Matt commented:

*hits Fraser with the OFF-TOPIC bat*

Nathan commented:

If physicists think reductionism is the way to go, they're wrong. Other scientists would probably disagree with Weinberg...

KT commented:

Fraser: future perfect

Matt: please don't hit me

Fraser commented:

Stupid modals. I wish my language had proper future tenses.

Matt commented:

Stupid commenters. I wish my language had STAY ON TOPIC.

</joke>

Nato commented:

um, matt, to have correct HTML, don't you need to have an opening and closing tag?

To elaborate on my previous comment, a biologist might disagree with Weinberg, because while an organism has to follow chemical and physical rules, there is a lot of variety in how they can obey the rules. Nature is filled with designs that follow the laws of physics, but couldn't be predicted from the laws of physics. I can think of numerous other fields where the same applies: computer science, engineering (of all your different types), etc... People are pretty much the same - there are set psychological rules that people will follow, set physiological limits they have, but an individuals own life is ridiculously hard to predict. So yes, I agree with you.

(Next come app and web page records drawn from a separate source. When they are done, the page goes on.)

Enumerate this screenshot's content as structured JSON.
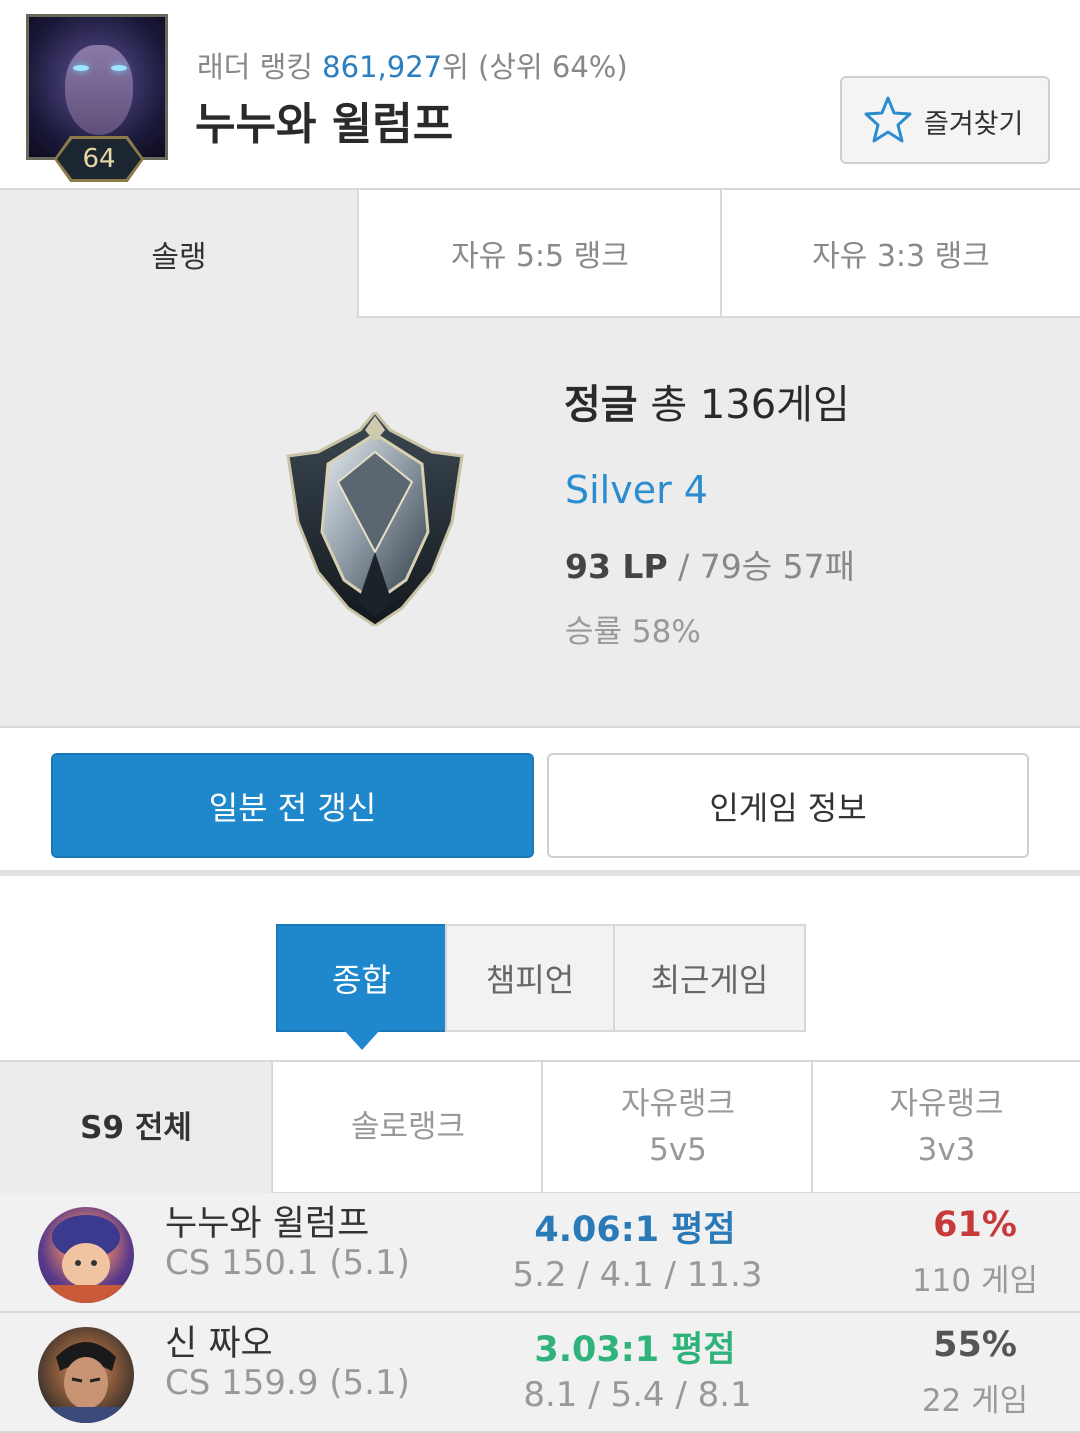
{
  "header": {
    "level": "64",
    "ladder_label": "래더 랭킹 ",
    "ladder_rank": "861,927",
    "ladder_suffix": "위 (상위 64%)",
    "summoner_name": "누누와 윌럼프",
    "favorite_label": "즐겨찾기"
  },
  "queue_tabs": [
    {
      "label": "솔랭",
      "active": true
    },
    {
      "label": "자유 5:5 랭크",
      "active": false
    },
    {
      "label": "자유 3:3 랭크",
      "active": false
    }
  ],
  "rank": {
    "position": "정글",
    "games_text": " 총 136게임",
    "tier": "Silver 4",
    "lp": "93 LP",
    "record": " / 79승 57패",
    "winrate": "승률 58%"
  },
  "actions": {
    "refresh_label": "일분 전 갱신",
    "ingame_label": "인게임 정보"
  },
  "view_tabs": [
    {
      "label": "종합",
      "active": true
    },
    {
      "label": "챔피언",
      "active": false
    },
    {
      "label": "최근게임",
      "active": false
    }
  ],
  "season_tabs": [
    {
      "line1": "S9 전체",
      "line2": "",
      "active": true
    },
    {
      "line1": "솔로랭크",
      "line2": "",
      "active": false
    },
    {
      "line1": "자유랭크",
      "line2": "5v5",
      "active": false
    },
    {
      "line1": "자유랭크",
      "line2": "3v3",
      "active": false
    }
  ],
  "champions": [
    {
      "name": "누누와 윌럼프",
      "cs": "CS 150.1 (5.1)",
      "kda": "4.06:1 평점",
      "kda_color": "#2a7ab8",
      "avg": "5.2 / 4.1 / 11.3",
      "winrate": "61%",
      "winrate_color": "#c83a3a",
      "games": "110 게임",
      "icon": "nunu-icon"
    },
    {
      "name": "신 짜오",
      "cs": "CS 159.9 (5.1)",
      "kda": "3.03:1 평점",
      "kda_color": "#2fb37a",
      "avg": "8.1 / 5.4 / 8.1",
      "winrate": "55%",
      "winrate_color": "#555555",
      "games": "22 게임",
      "icon": "xinzhao-icon"
    }
  ],
  "colors": {
    "accent": "#1f88cc",
    "tier": "#2b8ccf"
  }
}
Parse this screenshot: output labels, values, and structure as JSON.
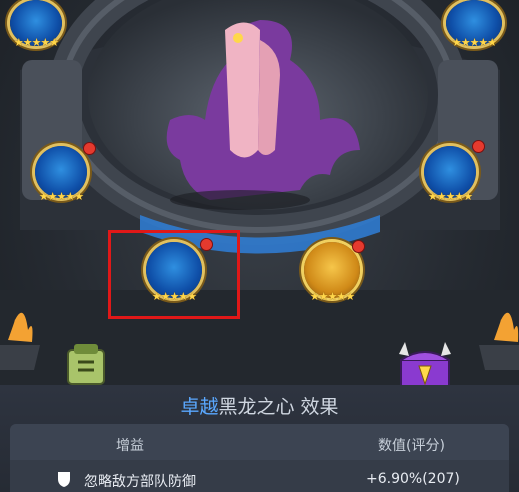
{
  "heroes": {
    "top_left": {
      "star_count": 5
    },
    "top_right": {
      "star_count": 5
    },
    "mid_left": {
      "star_count": 5,
      "has_notification": true
    },
    "mid_right": {
      "star_count": 5,
      "has_notification": true
    },
    "bottom_left_selected": {
      "star_count": 5,
      "has_notification": true
    },
    "bottom_right": {
      "star_count": 5,
      "has_notification": true
    }
  },
  "effect_panel": {
    "title_highlight": "卓越",
    "title_rest": "黑龙之心 效果",
    "columns": {
      "buff": "增益",
      "value": "数值(评分)"
    },
    "rows": [
      {
        "buff": "忽略敌方部队防御",
        "value": "+6.90%(207)"
      }
    ]
  },
  "colors": {
    "highlight_title": "#5aa8ff",
    "selection_box": "#e01818",
    "notification_dot": "#e53a2e"
  }
}
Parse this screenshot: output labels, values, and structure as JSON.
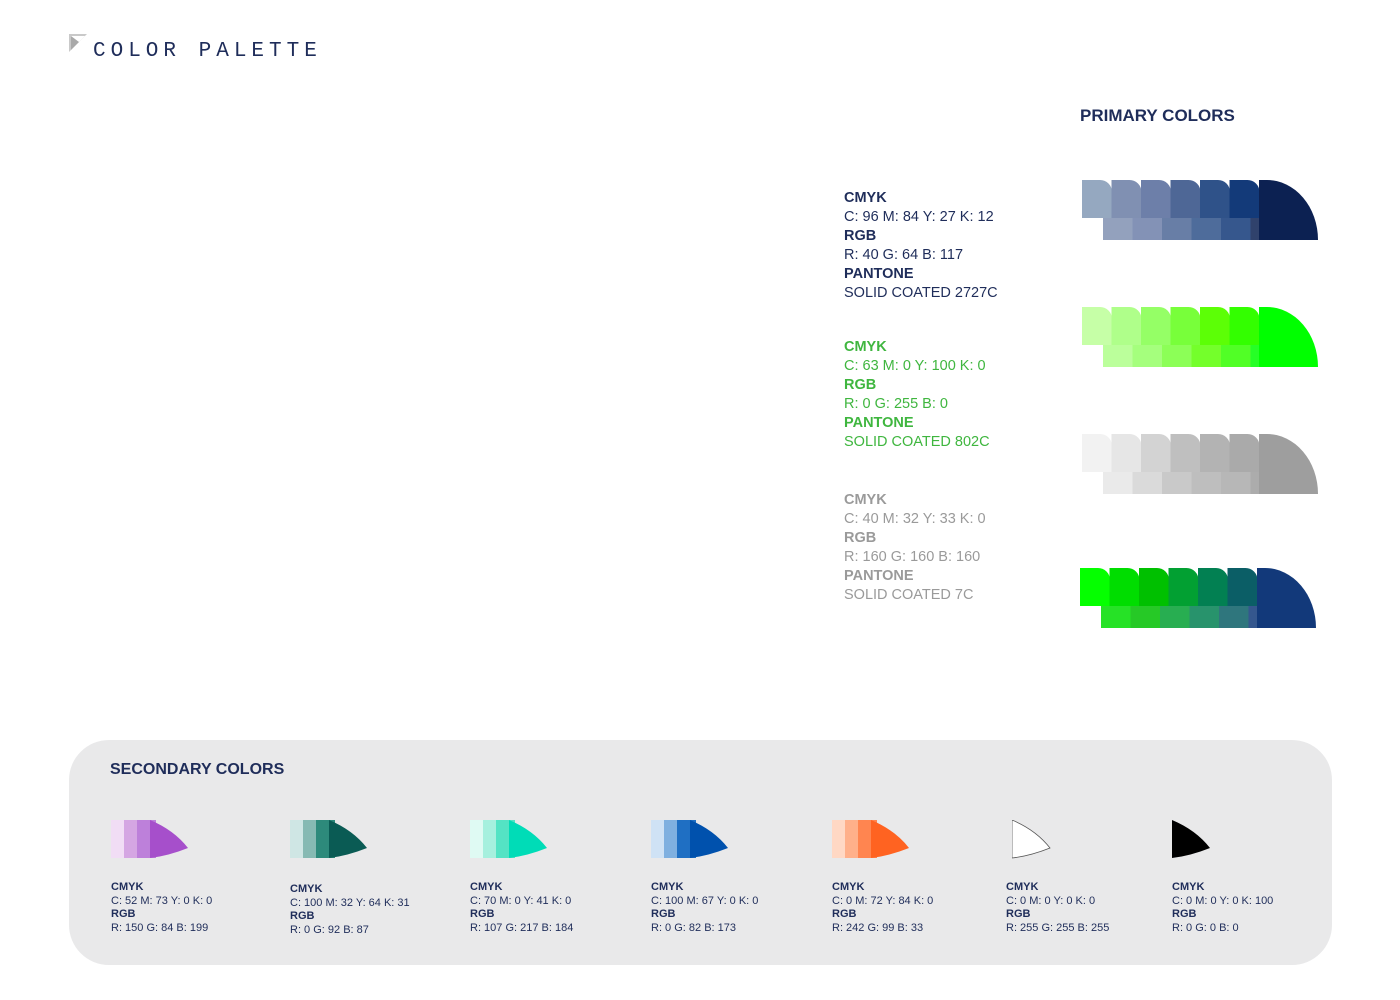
{
  "page": {
    "title": "COLOR PALETTE"
  },
  "primary": {
    "heading": "PRIMARY COLORS",
    "specs": [
      {
        "cmyk_label": "CMYK",
        "cmyk": "C: 96 M: 84 Y: 27 K: 12",
        "rgb_label": "RGB",
        "rgb": "R: 40 G: 64 B: 117",
        "pantone_label": "PANTONE",
        "pantone": "SOLID COATED 2727C"
      },
      {
        "cmyk_label": "CMYK",
        "cmyk": "C: 63 M: 0 Y: 100 K: 0",
        "rgb_label": "RGB",
        "rgb": "R: 0 G: 255 B: 0",
        "pantone_label": "PANTONE",
        "pantone": "SOLID COATED 802C"
      },
      {
        "cmyk_label": "CMYK",
        "cmyk": "C: 40 M: 32 Y: 33 K: 0",
        "rgb_label": "RGB",
        "rgb": "R: 160 G: 160 B: 160",
        "pantone_label": "PANTONE",
        "pantone": "SOLID COATED 7C"
      }
    ],
    "swatches": [
      {
        "name": "navy",
        "colors": [
          "#95a8c0",
          "#8090b2",
          "#6d7fa9",
          "#4e6796",
          "#2f5289",
          "#133a79",
          "#0c2152"
        ]
      },
      {
        "name": "green",
        "colors": [
          "#c6ffa7",
          "#afff8a",
          "#95ff66",
          "#78ff3a",
          "#5cff06",
          "#33ff00",
          "#00ff00"
        ]
      },
      {
        "name": "gray",
        "colors": [
          "#f2f2f2",
          "#e6e6e6",
          "#d3d3d3",
          "#bfbfbf",
          "#b3b3b3",
          "#aaaaaa",
          "#9e9e9e"
        ]
      },
      {
        "name": "green-to-navy",
        "colors": [
          "#05ff00",
          "#00dd00",
          "#00c000",
          "#02a032",
          "#028052",
          "#0b5e66",
          "#12397a"
        ]
      }
    ]
  },
  "secondary": {
    "heading": "SECONDARY COLORS",
    "items": [
      {
        "name": "purple",
        "colors": [
          "#f1ddf5",
          "#d5a6e3",
          "#bd80da",
          "#a64fcb"
        ],
        "cmyk_label": "CMYK",
        "cmyk": "C: 52 M: 73 Y: 0 K: 0",
        "rgb_label": "RGB",
        "rgb": "R: 150 G: 84 B: 199"
      },
      {
        "name": "teal",
        "colors": [
          "#cfe6e4",
          "#86bab3",
          "#2d8a7b",
          "#0a5b54"
        ],
        "cmyk_label": "CMYK",
        "cmyk": "C: 100 M: 32 Y: 64 K: 31",
        "rgb_label": "RGB",
        "rgb": "R: 0 G: 92 B: 87"
      },
      {
        "name": "turquoise",
        "colors": [
          "#dffaf3",
          "#a6f0de",
          "#54e3c4",
          "#00dcb7"
        ],
        "cmyk_label": "CMYK",
        "cmyk": "C: 70 M: 0 Y: 41 K: 0",
        "rgb_label": "RGB",
        "rgb": "R: 107 G: 217 B: 184"
      },
      {
        "name": "blue",
        "colors": [
          "#cfe2f5",
          "#7fb0e0",
          "#1f6fc3",
          "#0051ad"
        ],
        "cmyk_label": "CMYK",
        "cmyk": "C: 100 M: 67 Y: 0 K: 0",
        "rgb_label": "RGB",
        "rgb": "R: 0 G: 82 B: 173"
      },
      {
        "name": "orange",
        "colors": [
          "#ffd8c4",
          "#ffb08a",
          "#ff8550",
          "#ff6321"
        ],
        "cmyk_label": "CMYK",
        "cmyk": "C: 0 M: 72 Y: 84 K: 0",
        "rgb_label": "RGB",
        "rgb": "R: 242 G: 99 B: 33"
      },
      {
        "name": "white",
        "colors": [
          "#ffffff"
        ],
        "cmyk_label": "CMYK",
        "cmyk": "C: 0 M: 0 Y: 0 K: 0",
        "rgb_label": "RGB",
        "rgb": "R: 255 G: 255 B: 255"
      },
      {
        "name": "black",
        "colors": [
          "#000000"
        ],
        "cmyk_label": "CMYK",
        "cmyk": "C: 0 M: 0 Y: 0 K: 100",
        "rgb_label": "RGB",
        "rgb": "R: 0 G: 0 B: 0"
      }
    ]
  }
}
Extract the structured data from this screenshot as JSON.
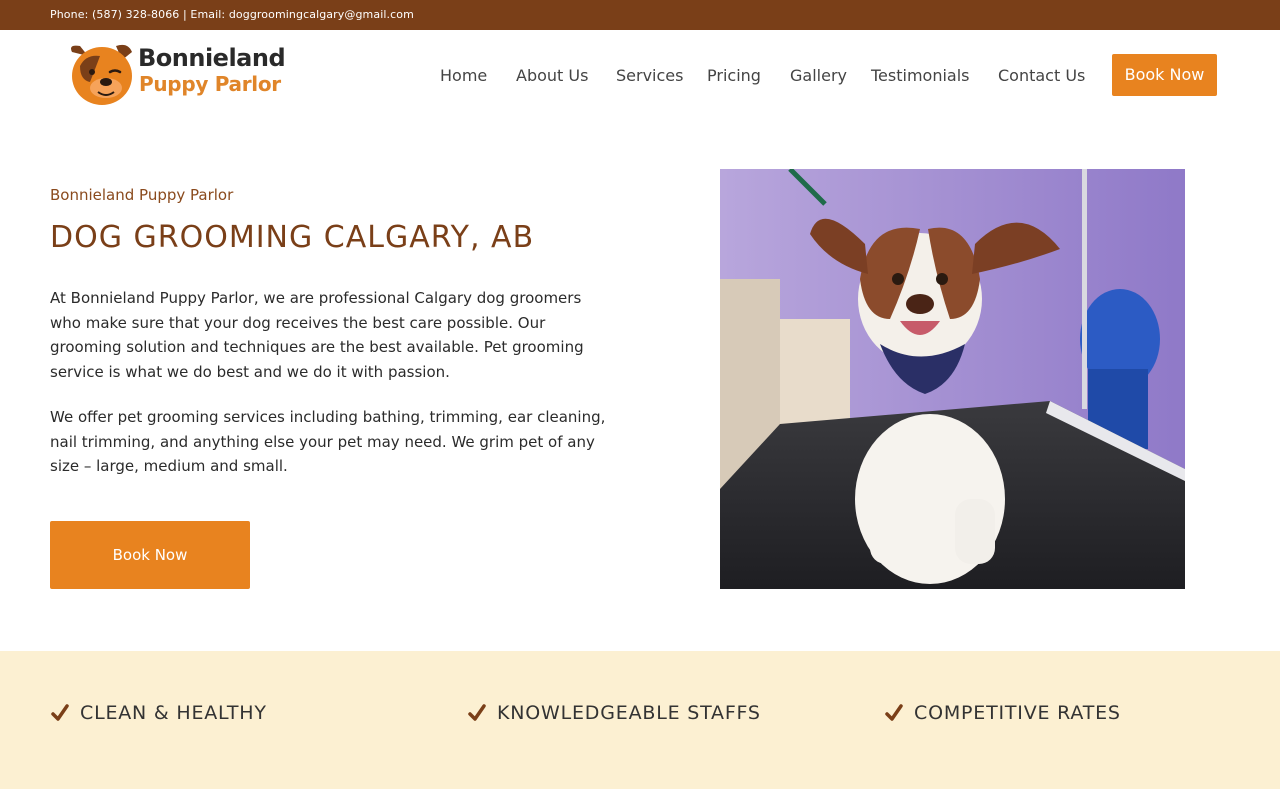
{
  "topbar": {
    "contact": "Phone: (587) 328-8066 | Email: doggroomingcalgary@gmail.com"
  },
  "logo": {
    "line1": "Bonnieland",
    "line2": "Puppy Parlor"
  },
  "nav": {
    "items": [
      "Home",
      "About Us",
      "Services",
      "Pricing",
      "Gallery",
      "Testimonials",
      "Contact Us"
    ],
    "book_label": "Book Now"
  },
  "hero": {
    "eyebrow": "Bonnieland Puppy Parlor",
    "title": "DOG GROOMING CALGARY, AB",
    "paragraph1": "At Bonnieland Puppy Parlor, we are professional Calgary dog groomers who make sure that your dog receives the best care possible. Our grooming solution and techniques are the best available. Pet grooming service is what we do best and we do it with passion.",
    "paragraph2": "We offer pet grooming services including bathing, trimming, ear cleaning, nail trimming, and anything else your pet may need. We grim pet of any size – large, medium and small.",
    "button_label": "Book Now",
    "image_icon": "puppy-photo"
  },
  "features": [
    {
      "label": "CLEAN & HEALTHY",
      "icon": "check-icon"
    },
    {
      "label": "KNOWLEDGEABLE STAFFS",
      "icon": "check-icon"
    },
    {
      "label": "COMPETITIVE RATES",
      "icon": "check-icon"
    }
  ],
  "colors": {
    "topbar": "#7a3f18",
    "accent": "#e8831f",
    "title": "#7a3f18",
    "features_bg": "#fcf0d2"
  }
}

I'd be interested to hear you elaborate on religion being reductionist...

Matt commented:

As I see it, there are two approaches to life. The reductionist one is to nail everything down, to solve it, and to eventually achieve a stable state.

The open one is to push at the edges, to continually bring about change, to poke holes in things to see what's beyond – searching, basically.

The science I like is the science that pokes holes in things to see what's beyond; every time you break a mental model, you're forced to come up with a better one. Reductionist science claims that we can eventually come up with a model that will perfectly explain everything. I'm not convinced.

Religion is kinda similar, in that it often believes it is in possession of the one, eternal, absolute truth. The only discussion is around the particular applications of that truth; the actual metaphysical structure of reality is 'solved' or fully defined. I think that's rubbish. Unfortunately, religion is not good at allowing holes to be poked in it, even though what lies beyond is often far better.

Matt commented:

P.S. thanks for your HTML advice. I'm new at computers.

KT commented:

Reminds me of this (though slightly different I realise): http://inthedesert23.blogspot.com/2008/09/oh-would-that-i-could-afford-to-support.html Just in terms of being outward-looking rather than seeking clear-cut grid-like explanations that shut down exploration.

It kinda seems to me that Weinberg is right about what science does, in terms of tracking backwards in a top>down direction (both conceptually and chronologically), but that that view is perfectly compatible with the understanding that nature/life works in the opposite direction. Feels to me as though the guy disagreeing with him is misunderstanding him slightly. Nature/life is 'open' at any given moment, in terms of what could happen, but as soon as it's happened, it's 'closed' and can be tracked, and speculation offered as to why it happened rather than something else.

But of course, what science and religion will do and be in the future remains open :)

Hm, I feel like I'm not really holding all the threads of this discussion in my mind. Feel like I'm missing something. Ah well. Please accept my humble offering.

Jim commented:

For explanation of what a closed universe is - then the annotations on today's IWC are quite good.

Matt commented:

Okay so I was going to try to express my ideas of open/closed a bit further but then I ended up reading about set theory and bumped into "open manifold" and "closed boundary" and other arcane mathematica and, well, got a bit out of my depth so I'm going to stop before I hurt myself.

Christina commented:

In calming tones Step away from the maths slowly, Matt... thaaat's it... now just try and see if you can avert your eyes without it noticing - no? OK, maybe a little too soon...